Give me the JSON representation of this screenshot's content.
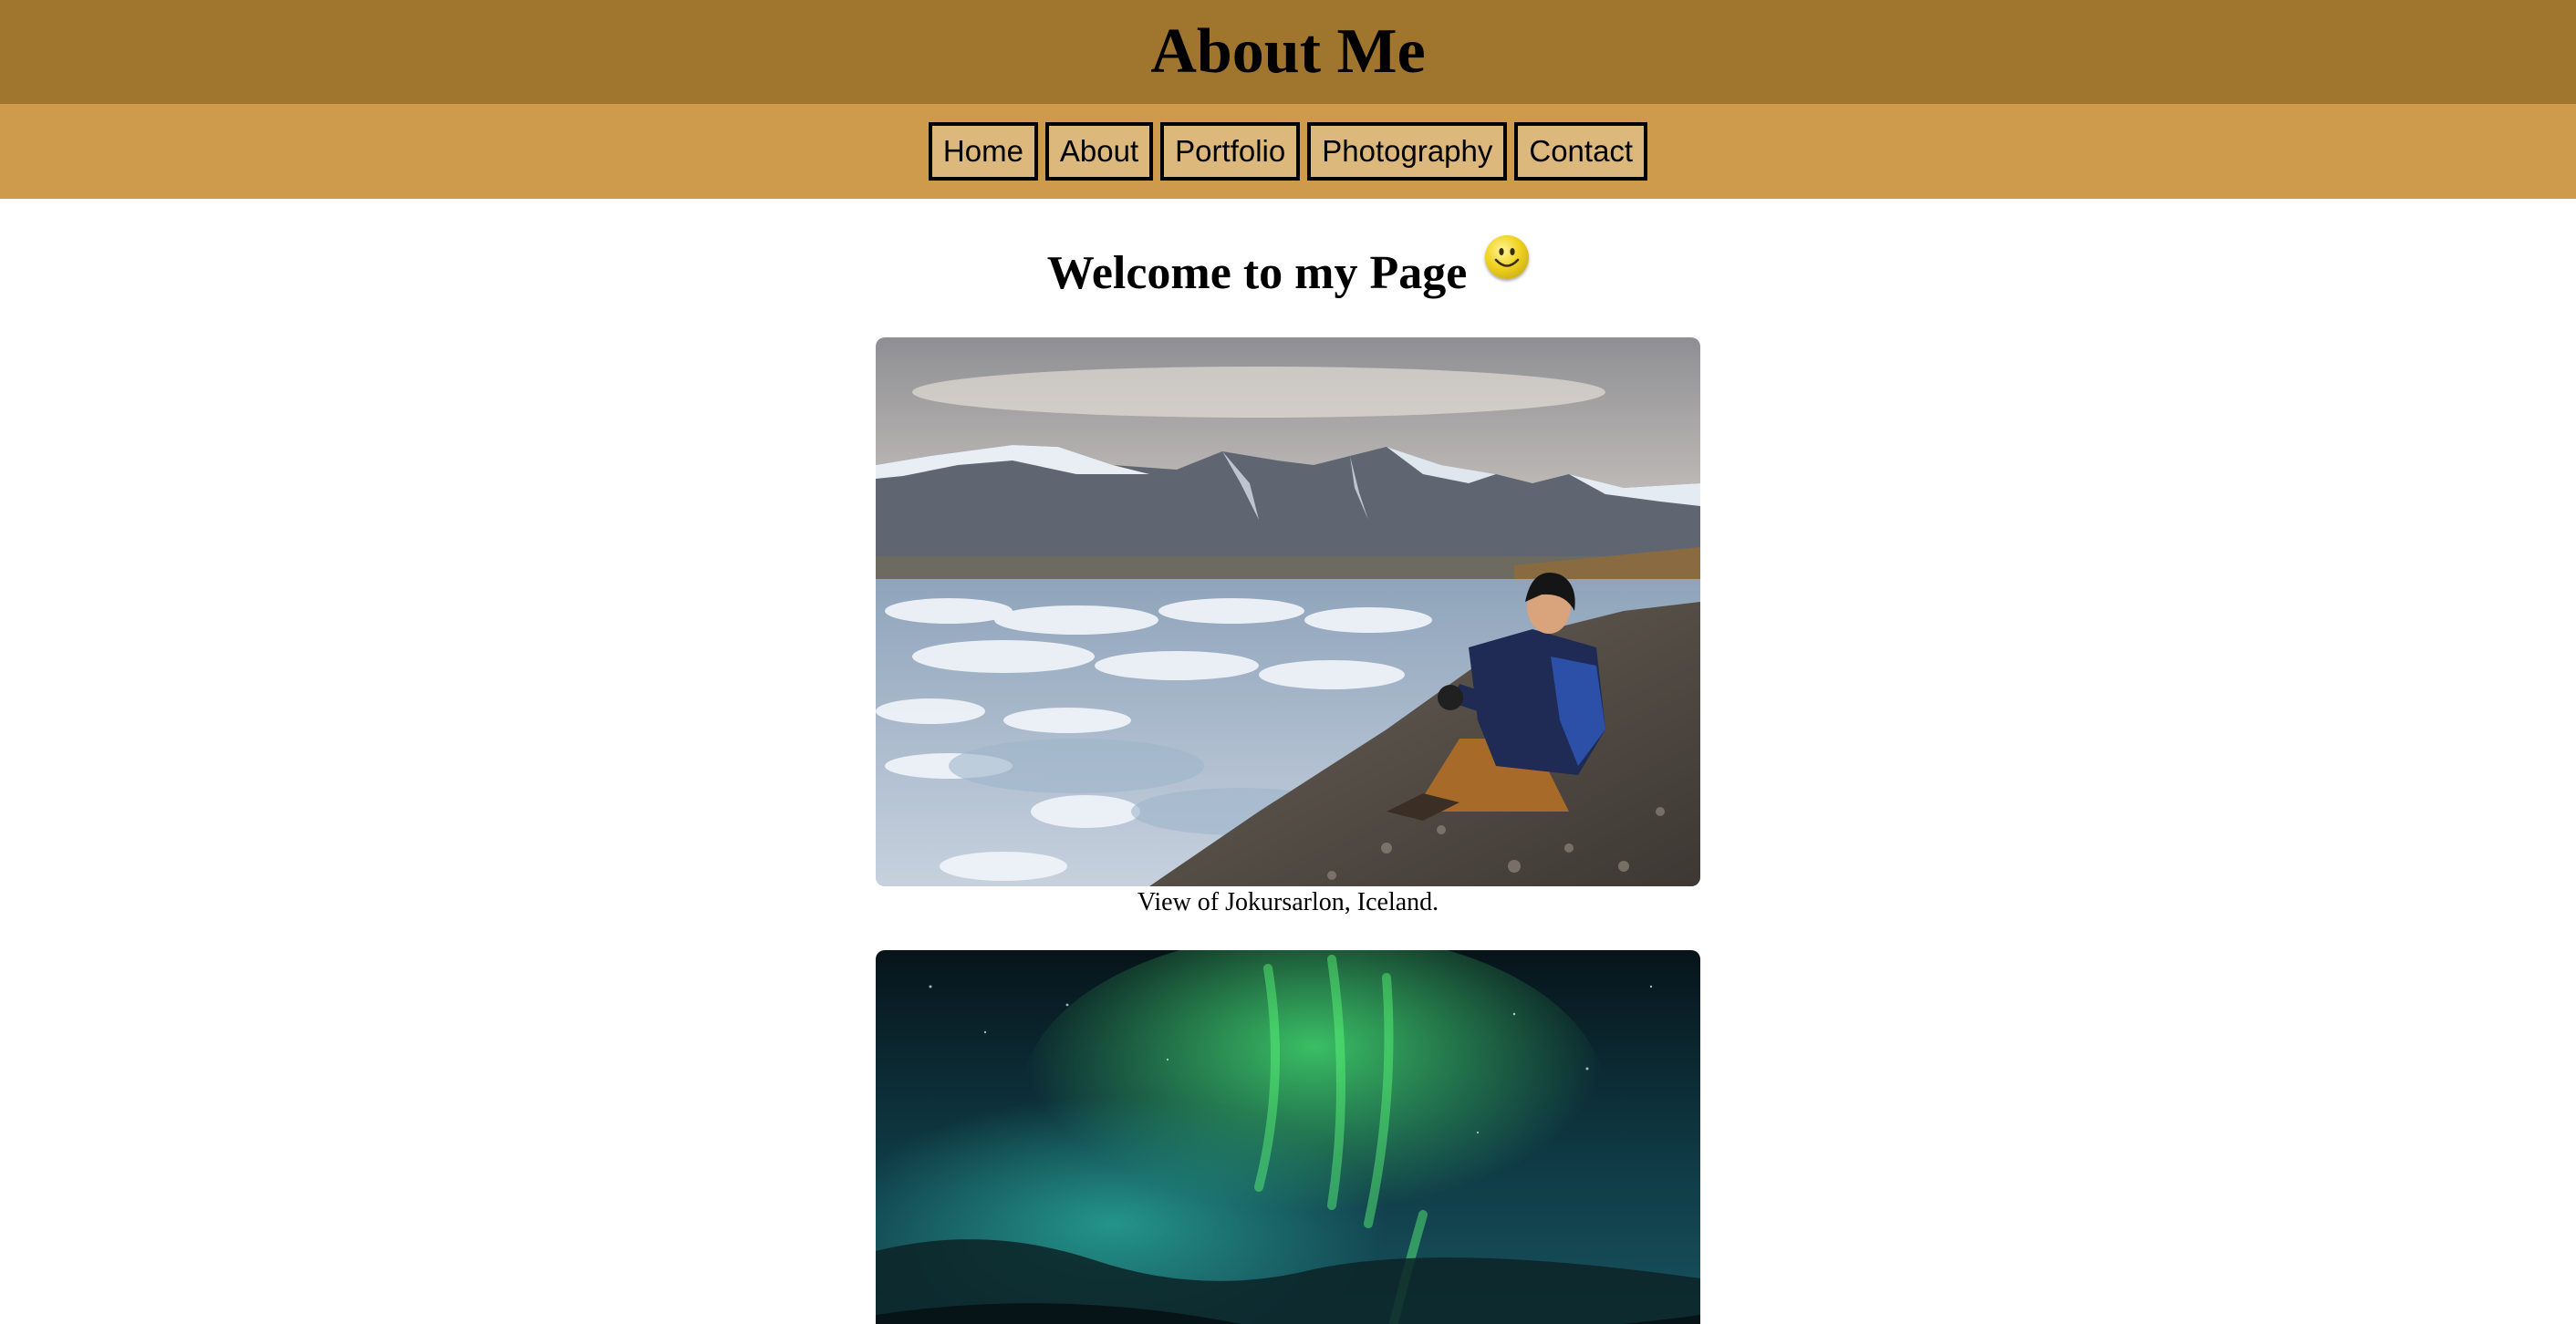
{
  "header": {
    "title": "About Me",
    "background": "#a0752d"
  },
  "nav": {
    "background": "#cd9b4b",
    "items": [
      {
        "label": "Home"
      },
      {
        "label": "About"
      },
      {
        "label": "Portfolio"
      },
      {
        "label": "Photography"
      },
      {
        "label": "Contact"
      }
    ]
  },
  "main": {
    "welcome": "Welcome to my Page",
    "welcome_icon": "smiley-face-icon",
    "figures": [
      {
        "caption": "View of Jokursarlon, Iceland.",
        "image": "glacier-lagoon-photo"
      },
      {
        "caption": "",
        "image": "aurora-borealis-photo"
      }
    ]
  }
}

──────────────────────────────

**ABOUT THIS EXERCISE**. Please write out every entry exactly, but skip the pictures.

**EXERCISE RESULT**.
Give me the JSON representation of this screenshot's content.
{
  "header": {
    "title": "About Me",
    "background": "#a0752d"
  },
  "nav": {
    "background": "#cd9b4b",
    "items": [
      {
        "label": "Home"
      },
      {
        "label": "About"
      },
      {
        "label": "Portfolio"
      },
      {
        "label": "Photography"
      },
      {
        "label": "Contact"
      }
    ]
  },
  "main": {
    "welcome": "Welcome to my Page",
    "welcome_icon": "smiley-face-icon",
    "figures": [
      {
        "caption": "View of Jokursarlon, Iceland.",
        "image": "glacier-lagoon-photo"
      },
      {
        "caption": "",
        "image": "aurora-borealis-photo"
      }
    ]
  }
}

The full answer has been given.